Material for this task:
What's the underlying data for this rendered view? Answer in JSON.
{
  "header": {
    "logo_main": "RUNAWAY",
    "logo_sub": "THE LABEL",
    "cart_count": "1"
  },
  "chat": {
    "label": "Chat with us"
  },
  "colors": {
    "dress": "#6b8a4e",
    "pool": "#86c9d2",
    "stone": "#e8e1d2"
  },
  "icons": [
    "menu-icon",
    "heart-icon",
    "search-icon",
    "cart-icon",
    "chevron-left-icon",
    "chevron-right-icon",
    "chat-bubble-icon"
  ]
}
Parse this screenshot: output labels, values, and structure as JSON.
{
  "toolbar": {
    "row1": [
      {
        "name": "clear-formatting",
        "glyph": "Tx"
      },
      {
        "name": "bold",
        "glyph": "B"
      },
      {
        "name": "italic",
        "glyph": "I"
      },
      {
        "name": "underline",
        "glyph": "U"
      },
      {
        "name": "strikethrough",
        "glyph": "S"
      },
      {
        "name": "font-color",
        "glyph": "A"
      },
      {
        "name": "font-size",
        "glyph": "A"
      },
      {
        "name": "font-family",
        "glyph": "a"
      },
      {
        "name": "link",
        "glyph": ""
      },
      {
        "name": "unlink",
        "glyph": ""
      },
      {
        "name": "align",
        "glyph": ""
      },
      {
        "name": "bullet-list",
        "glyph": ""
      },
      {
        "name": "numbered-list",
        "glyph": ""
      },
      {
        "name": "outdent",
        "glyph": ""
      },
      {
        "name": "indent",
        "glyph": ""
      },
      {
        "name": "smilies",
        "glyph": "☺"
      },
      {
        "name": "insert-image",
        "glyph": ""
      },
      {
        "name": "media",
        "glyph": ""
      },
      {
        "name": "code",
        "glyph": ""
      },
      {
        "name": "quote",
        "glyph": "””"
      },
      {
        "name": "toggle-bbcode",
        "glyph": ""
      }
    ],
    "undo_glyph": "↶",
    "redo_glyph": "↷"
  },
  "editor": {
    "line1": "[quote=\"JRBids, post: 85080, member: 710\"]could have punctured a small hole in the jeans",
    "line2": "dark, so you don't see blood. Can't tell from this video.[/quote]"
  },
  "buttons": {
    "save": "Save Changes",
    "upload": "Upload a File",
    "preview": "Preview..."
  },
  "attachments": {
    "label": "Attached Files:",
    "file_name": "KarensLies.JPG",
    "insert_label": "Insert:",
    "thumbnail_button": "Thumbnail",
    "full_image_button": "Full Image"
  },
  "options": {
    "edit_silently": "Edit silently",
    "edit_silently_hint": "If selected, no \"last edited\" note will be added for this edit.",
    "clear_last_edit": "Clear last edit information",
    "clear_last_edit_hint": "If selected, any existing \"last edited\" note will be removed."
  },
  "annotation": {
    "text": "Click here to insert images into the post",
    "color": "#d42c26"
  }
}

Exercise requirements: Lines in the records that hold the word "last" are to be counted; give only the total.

Written response: 3